Ossoff dutifully punched one item after another on the checklist of neoliberalism. He wanted to end waste in government. He wanted to trim burdensome regulations stifling the old entrepreneurial spirit. He wanted to reduce the deficit and hectored struggling black families to demonstrate “personal responsibility” if they wanted to get their federal benefits. He pledged his loyalty to Israel, decried nasty dictators from Putin to Assad and vowed to eradicate the scourge of Islamic terrorism from the face of the earth. …
- Civil War Inside The Democratic Party. Will The Future Belong To The Populist Left Or The Centrists? – America is in the middle of a major political realignment. While the focus is on the Republican party’s internecine fight among corporate realists, political ideologues and the wild-card president, it is a mistake to assume that the Democrats are going to sweep into office in 2018 and 2020 to replace the corroding Republicans. The Democrats are also in a profound struggle over their future. … Read the Rest
VIDEO: Thomas Frank On The Demise Of The Democratic Party
“Trumpism is not going away. He himself may get impeached. He may resign who knows. But republicans now understand; they know how to beat the democratic party. … They know what to do to beat the democrats. They are not going to give up on that. The next ‘Trump’ is going to be someone who is actually good at it.”
The Real News (6/19/17)
Katie Halpern interviews Thomas Frank, author of ‘Listen Liberal’, who says the Democratic Party has become the party of affluent professionals and has lost touch with workers and the poor.

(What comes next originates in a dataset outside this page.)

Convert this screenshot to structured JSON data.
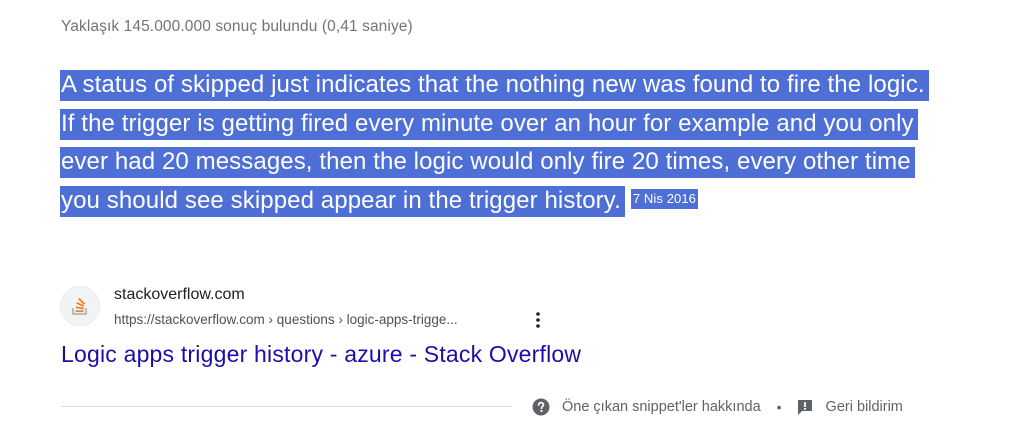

(Commoner Call photo, 2017. Open source and free to use with link to www.thecommonercall.org )